We've never had it better - so why do some believe the worst?

Here are some things that have happened in the past two years. Kinect has sold well over 18 million units worldwide, handily eclipsing the PlayStation Move and taking the baton from the Wiimote as the market's best-known motion-sensitive peripheral. Xbox Live has expanded beyond downloadable games and online multiplayer, driving a threefold increase in video consumption via partnerships with the BBC, Channel 4 and Sky among other elderly champions of living room recreation.

The word "Xbox" itself is evolving into an umbrella term closely tied to the impending Windows 8 operating system, a catch-all super-brand for Microsoft's entertainment offerings at large. Free-to-play is being touted as the business model to watch while boxed sales slump, and a new threshold in media convergence has been achieved thanks to Xbox SmartGlass, out this very week, which promises to augment what you experience on your telly by streaming appropriate data to the phone or tablet in your lap.


These are dark times, we're told, for the traditional games connoisseur, the core enthusiast "abandoned" in the headlong rush to "expand markets" and "broaden audiences". But then again, here are some other things that have happened in the past two years. Microsoft has announced not one, not two, but three new Halo games alongside the industry's first heavyweight episodic FPS. Activision has signed up Bungie to develop an Xbox exclusive sci-fi franchise of comparable immensity, the mysterious Destiny project. Developers have continued to experiment with "hardcore" gaming on Kinect, despite punishing setbacks.

A golden age of ingenuity and quality has dawned on Xbox Live Arcade, thanks to intelligent, original, well-produced titles like Fez, The Walking Dead, Mark of the Ninja and Awesomenauts. Call of Duty and FIFA are still breaking records and vexing the enemies of iterative thinking. Dishonored, Skyrim, Mass Effect 3, Borderlands 2 and Forza Horizon have demonstrated that there's plenty of juice left in AAA, and games like Dark Souls, Dragon's Dogma and Binary Domain have proven that the second tier isn't without its charms either. Gaming's heart of hearts, in short, has continued to beat.

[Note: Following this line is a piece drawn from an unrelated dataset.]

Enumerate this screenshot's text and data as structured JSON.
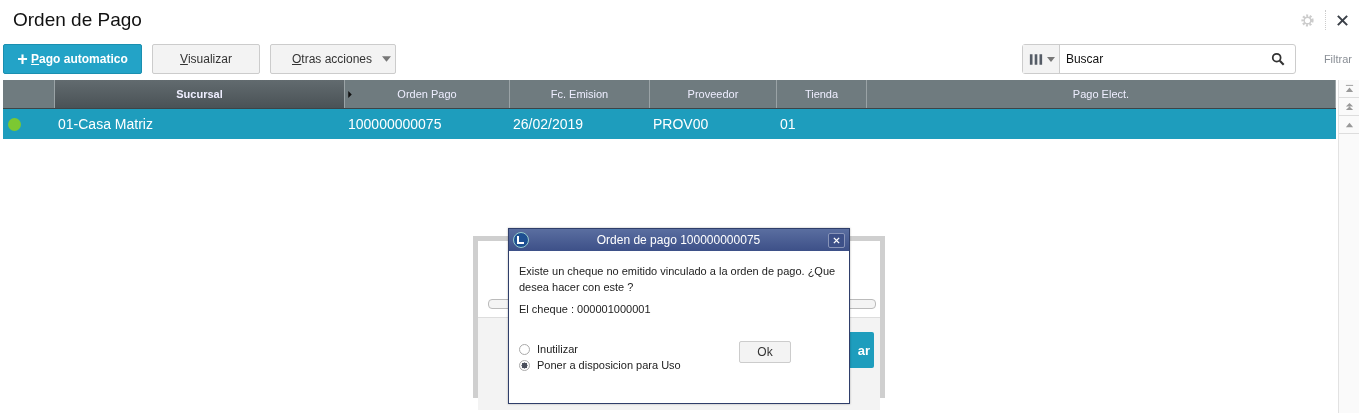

Some have insisted, and continue to insist in the face of recent developments, that the creative and commercial trajectories represented by the paragraphs above are mutually exclusive. That there's no way the Xbox brand can cuddle up to the proverbial Eastenders-watching granny and the wired 14-year-old Battlefield pro without sparking some sort of explosive reaction, like mixing potassium and water.

The evidence against this baffling line of thought is all around us, but it's encapsulated in the latest Xbox 360 dashboard update. In concert with SmartGlass, the Spotify-esque Xbox Music service attests to the intensity of Microsoft's desire to wrest customers from Apple. But other tweaks and adjustments show that the manufacturer is listening to the gaming audience too, as it expands and refreshes the venerable Xbox Live service. The Games slot is back in the centre, and the much-prized albeit spotty Indie category has been plucked from the depths to which last year's update consigned it.


It's always worth questioning big, publicly traded corporations, caught between the not-entirely reconcilable demands of consumers and shareholders, and Microsoft has much to prove over the next few years - with SmartGlass, with Xbox Live's new direction, with free-to-play and with the next generation of console hardware. But the purists who decry the "diluting effect" of an expanded commercial remit need to wake up and smell the macaroni. The games industry has never offered an array of experiences as rich and intelligent as today, and for all the furore over Xbox's movement into new territories, the best is probably yet to come.